> **What to do**:
Go through the entries below and tally the lines containing the string "Fetch"; report only the tally.

> **Input records**:
╭──

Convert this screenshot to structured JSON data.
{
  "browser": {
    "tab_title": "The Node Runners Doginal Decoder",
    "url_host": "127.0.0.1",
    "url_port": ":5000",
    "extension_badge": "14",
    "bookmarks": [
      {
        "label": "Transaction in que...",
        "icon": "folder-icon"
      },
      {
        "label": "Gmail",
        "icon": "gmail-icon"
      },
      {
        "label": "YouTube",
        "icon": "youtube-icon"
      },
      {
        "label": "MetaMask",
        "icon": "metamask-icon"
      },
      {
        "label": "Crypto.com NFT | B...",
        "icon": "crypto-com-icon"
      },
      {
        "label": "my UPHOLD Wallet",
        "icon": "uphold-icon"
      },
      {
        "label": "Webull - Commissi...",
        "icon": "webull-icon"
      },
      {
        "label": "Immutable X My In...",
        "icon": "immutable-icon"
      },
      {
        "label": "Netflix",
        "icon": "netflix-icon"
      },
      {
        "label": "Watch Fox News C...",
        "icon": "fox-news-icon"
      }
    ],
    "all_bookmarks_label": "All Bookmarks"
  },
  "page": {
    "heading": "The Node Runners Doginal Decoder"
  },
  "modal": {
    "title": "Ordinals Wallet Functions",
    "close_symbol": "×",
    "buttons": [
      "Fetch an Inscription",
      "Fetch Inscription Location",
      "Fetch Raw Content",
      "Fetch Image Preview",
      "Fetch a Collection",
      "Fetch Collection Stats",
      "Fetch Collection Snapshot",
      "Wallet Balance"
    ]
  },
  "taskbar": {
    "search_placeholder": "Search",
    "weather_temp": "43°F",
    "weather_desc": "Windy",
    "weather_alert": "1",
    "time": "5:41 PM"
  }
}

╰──
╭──

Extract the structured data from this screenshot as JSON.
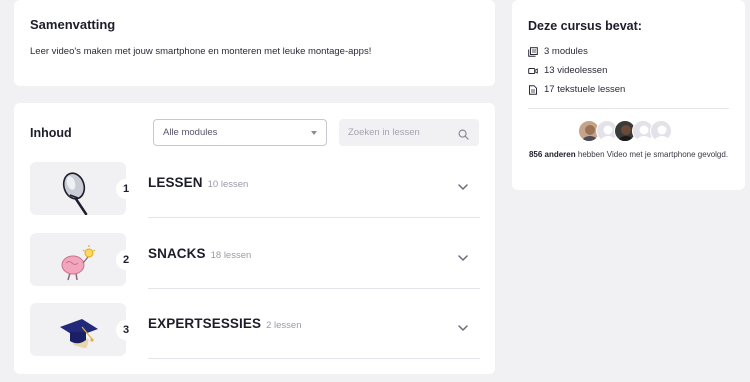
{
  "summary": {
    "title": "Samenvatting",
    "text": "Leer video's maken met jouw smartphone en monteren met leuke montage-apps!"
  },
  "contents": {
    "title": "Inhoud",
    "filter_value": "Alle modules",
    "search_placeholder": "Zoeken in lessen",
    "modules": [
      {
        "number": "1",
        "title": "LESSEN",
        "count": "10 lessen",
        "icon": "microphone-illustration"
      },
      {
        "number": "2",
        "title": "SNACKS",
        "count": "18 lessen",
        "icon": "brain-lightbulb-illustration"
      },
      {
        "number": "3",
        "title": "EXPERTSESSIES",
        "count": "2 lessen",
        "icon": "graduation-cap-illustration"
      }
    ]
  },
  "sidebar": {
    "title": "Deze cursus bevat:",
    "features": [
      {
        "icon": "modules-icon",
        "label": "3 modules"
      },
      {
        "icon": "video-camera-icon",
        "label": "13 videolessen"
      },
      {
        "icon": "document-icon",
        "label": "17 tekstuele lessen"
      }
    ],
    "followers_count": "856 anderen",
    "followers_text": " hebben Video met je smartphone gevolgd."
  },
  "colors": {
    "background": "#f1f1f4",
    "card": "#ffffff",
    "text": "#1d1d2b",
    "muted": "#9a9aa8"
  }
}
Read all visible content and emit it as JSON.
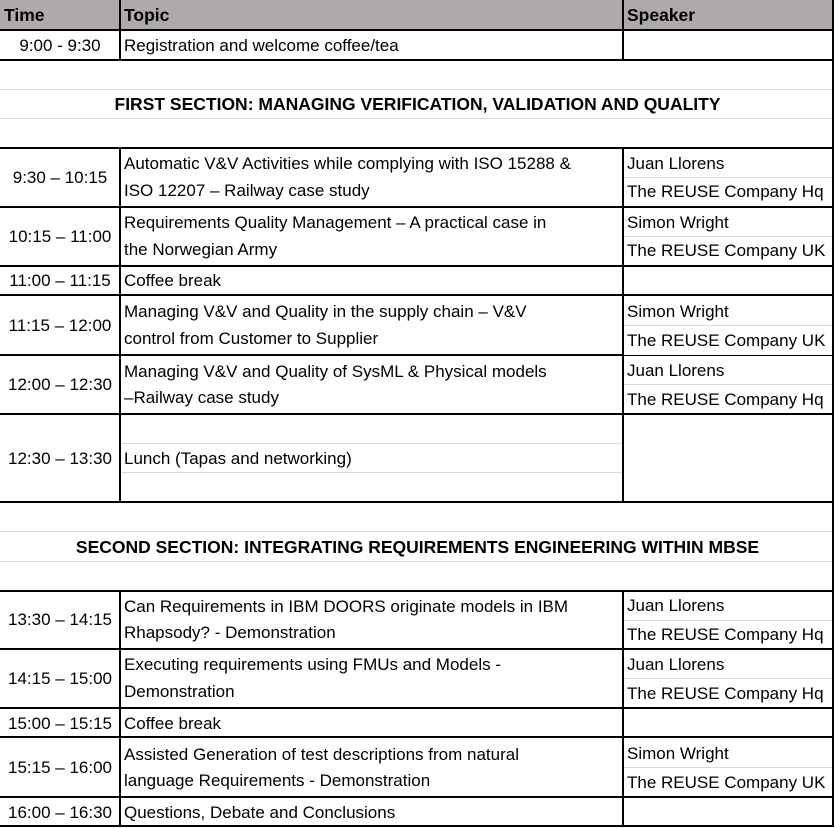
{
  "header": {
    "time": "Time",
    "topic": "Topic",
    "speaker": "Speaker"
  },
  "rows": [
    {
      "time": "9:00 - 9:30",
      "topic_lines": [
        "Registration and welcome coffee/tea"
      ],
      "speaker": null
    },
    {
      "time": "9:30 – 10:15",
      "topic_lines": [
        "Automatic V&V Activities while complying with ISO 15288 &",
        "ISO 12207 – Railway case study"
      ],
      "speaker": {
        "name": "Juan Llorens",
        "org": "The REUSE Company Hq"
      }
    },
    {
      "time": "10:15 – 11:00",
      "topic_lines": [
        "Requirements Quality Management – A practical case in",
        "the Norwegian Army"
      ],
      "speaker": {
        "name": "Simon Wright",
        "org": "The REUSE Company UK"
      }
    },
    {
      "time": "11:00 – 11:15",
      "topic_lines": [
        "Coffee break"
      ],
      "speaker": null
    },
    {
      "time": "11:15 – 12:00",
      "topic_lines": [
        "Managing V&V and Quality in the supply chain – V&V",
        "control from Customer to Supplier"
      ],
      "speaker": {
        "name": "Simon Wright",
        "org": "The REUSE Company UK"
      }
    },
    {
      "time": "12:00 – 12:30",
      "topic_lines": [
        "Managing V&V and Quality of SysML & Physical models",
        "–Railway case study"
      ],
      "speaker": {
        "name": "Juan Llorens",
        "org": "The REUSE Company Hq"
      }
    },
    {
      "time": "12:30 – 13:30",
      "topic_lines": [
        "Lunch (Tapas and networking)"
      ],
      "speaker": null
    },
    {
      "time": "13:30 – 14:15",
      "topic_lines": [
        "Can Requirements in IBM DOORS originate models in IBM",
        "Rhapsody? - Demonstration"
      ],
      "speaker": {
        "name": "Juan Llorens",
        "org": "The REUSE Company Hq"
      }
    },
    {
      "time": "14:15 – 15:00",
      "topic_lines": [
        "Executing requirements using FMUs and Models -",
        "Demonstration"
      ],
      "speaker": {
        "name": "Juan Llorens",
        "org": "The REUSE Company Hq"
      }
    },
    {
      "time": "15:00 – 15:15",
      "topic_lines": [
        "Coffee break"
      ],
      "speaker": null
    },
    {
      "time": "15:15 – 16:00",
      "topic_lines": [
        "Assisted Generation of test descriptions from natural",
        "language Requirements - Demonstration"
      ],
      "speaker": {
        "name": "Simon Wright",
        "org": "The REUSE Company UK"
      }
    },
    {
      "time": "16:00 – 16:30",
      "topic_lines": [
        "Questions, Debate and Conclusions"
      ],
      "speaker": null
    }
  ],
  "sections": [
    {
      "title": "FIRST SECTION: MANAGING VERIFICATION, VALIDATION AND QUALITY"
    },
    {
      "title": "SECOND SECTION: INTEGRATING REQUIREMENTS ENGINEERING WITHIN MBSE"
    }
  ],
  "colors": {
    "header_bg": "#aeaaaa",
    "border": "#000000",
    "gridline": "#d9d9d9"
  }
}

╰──
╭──

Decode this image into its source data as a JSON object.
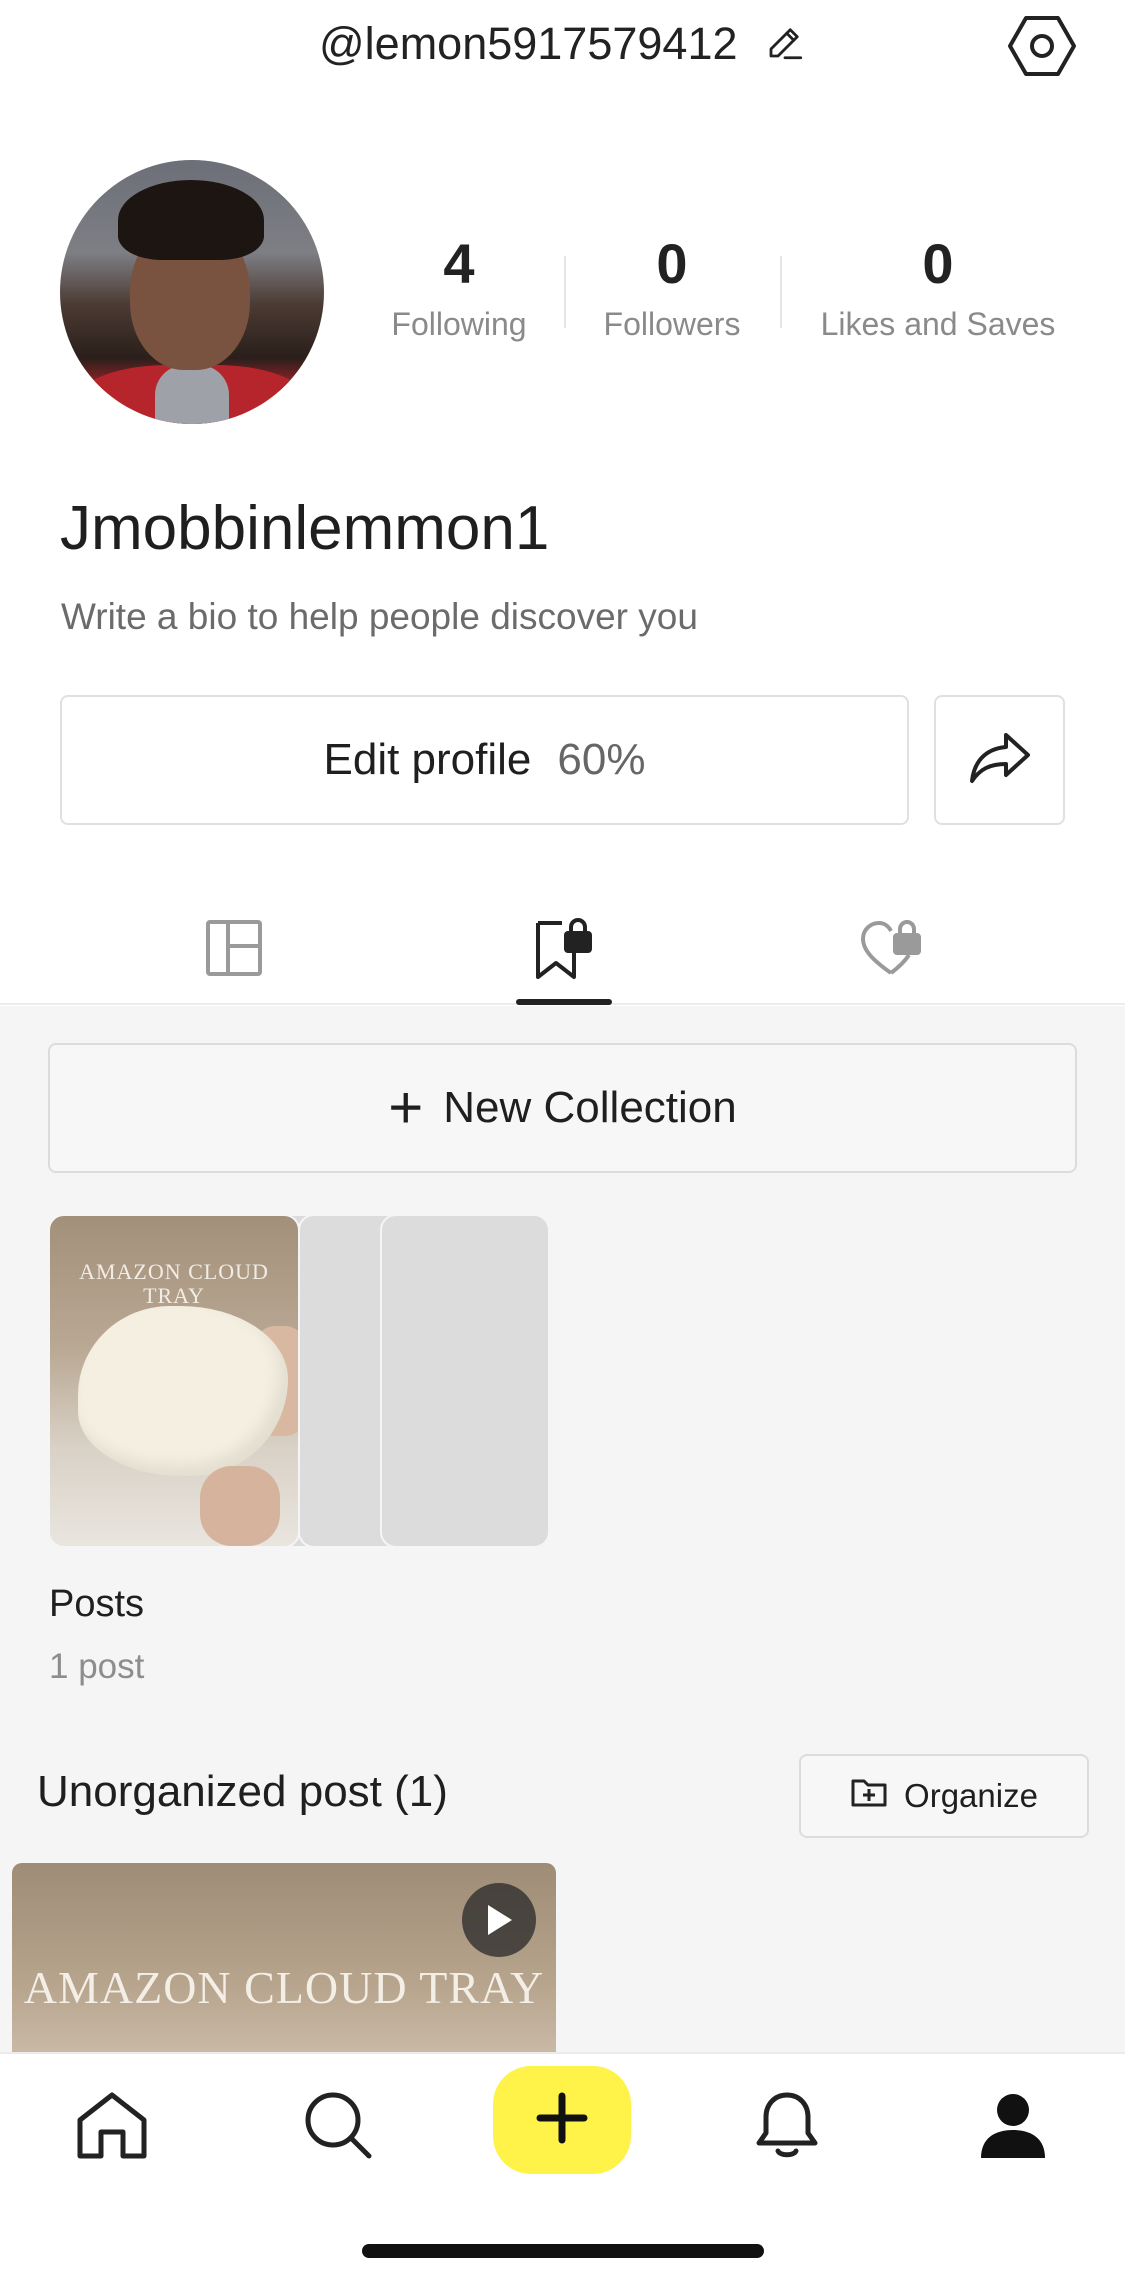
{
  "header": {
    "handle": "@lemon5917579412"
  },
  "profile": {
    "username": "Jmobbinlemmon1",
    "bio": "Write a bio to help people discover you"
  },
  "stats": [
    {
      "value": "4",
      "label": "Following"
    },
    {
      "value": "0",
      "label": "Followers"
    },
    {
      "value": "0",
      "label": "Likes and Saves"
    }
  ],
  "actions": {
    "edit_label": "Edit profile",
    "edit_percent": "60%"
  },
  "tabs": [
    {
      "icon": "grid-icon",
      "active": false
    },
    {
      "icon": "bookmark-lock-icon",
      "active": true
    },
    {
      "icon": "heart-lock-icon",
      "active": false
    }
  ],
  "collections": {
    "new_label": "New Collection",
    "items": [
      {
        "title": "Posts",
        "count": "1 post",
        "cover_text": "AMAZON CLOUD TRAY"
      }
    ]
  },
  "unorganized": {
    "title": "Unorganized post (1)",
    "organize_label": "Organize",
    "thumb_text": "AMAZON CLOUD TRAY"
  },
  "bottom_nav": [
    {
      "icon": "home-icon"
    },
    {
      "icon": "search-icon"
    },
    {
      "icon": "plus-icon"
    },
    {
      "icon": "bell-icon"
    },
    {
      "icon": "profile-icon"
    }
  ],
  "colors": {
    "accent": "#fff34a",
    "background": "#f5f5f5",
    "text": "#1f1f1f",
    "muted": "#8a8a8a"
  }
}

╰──

> **Result of this exercise**:
7